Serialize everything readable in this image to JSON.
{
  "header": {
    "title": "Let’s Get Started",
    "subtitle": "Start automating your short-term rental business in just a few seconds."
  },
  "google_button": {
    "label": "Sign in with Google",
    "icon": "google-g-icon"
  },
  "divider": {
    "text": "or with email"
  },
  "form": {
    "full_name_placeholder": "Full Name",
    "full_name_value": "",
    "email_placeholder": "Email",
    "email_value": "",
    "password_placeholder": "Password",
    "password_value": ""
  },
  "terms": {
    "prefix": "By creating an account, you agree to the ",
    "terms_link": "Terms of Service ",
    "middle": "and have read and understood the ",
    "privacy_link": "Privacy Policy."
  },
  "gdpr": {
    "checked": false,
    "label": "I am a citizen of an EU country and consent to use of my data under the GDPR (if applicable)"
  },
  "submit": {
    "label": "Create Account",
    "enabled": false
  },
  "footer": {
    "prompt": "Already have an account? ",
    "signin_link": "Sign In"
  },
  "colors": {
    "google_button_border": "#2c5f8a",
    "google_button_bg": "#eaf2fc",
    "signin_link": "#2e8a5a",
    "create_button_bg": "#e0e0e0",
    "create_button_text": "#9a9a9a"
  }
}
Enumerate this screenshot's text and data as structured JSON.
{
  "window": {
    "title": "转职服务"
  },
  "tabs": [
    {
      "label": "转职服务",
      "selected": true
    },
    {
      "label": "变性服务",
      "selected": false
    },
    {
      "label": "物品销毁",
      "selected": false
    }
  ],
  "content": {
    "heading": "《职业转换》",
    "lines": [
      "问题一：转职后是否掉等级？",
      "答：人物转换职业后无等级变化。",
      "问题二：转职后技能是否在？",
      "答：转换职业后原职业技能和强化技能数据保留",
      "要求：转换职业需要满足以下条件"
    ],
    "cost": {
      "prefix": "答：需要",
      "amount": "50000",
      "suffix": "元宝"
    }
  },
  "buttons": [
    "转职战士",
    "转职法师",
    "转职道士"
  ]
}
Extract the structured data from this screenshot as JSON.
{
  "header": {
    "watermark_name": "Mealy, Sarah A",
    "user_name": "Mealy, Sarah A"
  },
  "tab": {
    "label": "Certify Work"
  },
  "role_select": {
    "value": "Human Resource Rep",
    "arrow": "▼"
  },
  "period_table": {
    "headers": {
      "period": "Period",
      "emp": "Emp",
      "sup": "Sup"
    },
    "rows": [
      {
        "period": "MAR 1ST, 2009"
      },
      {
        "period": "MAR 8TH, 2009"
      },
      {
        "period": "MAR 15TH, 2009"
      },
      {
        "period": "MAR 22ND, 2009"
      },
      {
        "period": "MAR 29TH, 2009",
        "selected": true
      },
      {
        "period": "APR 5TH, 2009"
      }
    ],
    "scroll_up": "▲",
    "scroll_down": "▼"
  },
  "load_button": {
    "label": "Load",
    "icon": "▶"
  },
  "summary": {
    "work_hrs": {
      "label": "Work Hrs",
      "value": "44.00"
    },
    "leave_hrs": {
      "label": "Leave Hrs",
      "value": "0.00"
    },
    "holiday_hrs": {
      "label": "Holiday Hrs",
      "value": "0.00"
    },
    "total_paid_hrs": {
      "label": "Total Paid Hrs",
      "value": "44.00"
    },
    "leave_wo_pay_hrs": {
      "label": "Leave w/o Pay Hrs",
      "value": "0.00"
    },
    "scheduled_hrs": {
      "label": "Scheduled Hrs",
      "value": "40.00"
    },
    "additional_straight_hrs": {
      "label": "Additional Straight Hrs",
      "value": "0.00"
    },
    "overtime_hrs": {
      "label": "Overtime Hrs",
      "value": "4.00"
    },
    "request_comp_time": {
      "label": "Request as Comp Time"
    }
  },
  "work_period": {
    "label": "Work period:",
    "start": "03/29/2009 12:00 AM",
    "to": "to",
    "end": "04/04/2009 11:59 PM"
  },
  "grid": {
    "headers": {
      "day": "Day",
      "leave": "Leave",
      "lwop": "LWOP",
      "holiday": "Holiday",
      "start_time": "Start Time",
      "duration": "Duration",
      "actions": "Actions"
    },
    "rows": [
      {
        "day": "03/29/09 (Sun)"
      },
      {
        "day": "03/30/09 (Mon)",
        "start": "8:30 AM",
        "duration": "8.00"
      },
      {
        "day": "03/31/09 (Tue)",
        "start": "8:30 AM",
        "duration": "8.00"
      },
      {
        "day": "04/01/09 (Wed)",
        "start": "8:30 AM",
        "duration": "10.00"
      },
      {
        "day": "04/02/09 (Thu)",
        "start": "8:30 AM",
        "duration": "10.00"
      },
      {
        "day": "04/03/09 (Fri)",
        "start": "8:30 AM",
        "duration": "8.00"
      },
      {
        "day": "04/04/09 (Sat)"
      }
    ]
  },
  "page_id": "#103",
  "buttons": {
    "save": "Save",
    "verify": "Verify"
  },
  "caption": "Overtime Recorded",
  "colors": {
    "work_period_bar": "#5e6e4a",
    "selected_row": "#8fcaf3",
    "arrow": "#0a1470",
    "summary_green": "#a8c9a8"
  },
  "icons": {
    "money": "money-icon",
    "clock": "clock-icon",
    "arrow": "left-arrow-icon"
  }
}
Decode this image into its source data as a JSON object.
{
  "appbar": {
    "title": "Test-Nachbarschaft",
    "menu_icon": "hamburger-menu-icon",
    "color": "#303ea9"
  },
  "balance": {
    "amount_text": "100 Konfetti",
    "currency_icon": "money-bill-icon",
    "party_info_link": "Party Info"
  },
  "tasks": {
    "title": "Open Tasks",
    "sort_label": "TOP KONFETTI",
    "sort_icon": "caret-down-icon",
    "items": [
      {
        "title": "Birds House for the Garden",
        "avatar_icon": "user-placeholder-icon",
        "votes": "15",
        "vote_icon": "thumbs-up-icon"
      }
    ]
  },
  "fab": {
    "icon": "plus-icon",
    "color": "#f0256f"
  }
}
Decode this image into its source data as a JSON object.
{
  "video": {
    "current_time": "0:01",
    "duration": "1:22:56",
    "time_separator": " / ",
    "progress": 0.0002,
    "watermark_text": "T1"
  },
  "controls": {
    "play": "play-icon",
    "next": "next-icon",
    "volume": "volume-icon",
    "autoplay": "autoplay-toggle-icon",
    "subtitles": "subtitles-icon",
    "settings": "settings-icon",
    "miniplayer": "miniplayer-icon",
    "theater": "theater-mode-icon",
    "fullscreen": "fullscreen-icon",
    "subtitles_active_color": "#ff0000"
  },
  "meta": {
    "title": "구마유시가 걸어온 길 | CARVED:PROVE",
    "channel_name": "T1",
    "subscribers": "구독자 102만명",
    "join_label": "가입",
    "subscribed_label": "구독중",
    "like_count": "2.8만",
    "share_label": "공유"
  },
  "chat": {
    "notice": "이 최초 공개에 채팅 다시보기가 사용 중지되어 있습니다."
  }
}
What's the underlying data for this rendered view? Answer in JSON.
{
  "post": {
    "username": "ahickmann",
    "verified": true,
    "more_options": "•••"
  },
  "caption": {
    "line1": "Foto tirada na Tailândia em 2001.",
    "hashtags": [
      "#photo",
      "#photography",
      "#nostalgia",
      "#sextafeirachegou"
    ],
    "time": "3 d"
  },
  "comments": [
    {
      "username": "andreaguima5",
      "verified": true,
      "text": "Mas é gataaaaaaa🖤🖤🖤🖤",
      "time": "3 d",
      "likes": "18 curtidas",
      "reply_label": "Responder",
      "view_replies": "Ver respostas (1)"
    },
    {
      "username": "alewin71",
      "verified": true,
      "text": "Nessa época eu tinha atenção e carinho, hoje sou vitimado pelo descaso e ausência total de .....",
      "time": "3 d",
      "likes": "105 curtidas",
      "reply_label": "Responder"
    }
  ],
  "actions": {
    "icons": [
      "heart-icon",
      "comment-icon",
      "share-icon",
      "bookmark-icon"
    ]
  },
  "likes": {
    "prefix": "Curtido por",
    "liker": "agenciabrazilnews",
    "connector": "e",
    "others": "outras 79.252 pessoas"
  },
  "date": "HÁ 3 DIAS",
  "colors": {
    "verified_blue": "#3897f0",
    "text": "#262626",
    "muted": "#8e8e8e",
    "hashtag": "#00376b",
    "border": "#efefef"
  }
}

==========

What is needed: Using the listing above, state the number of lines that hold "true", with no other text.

Solution to this exercise: 5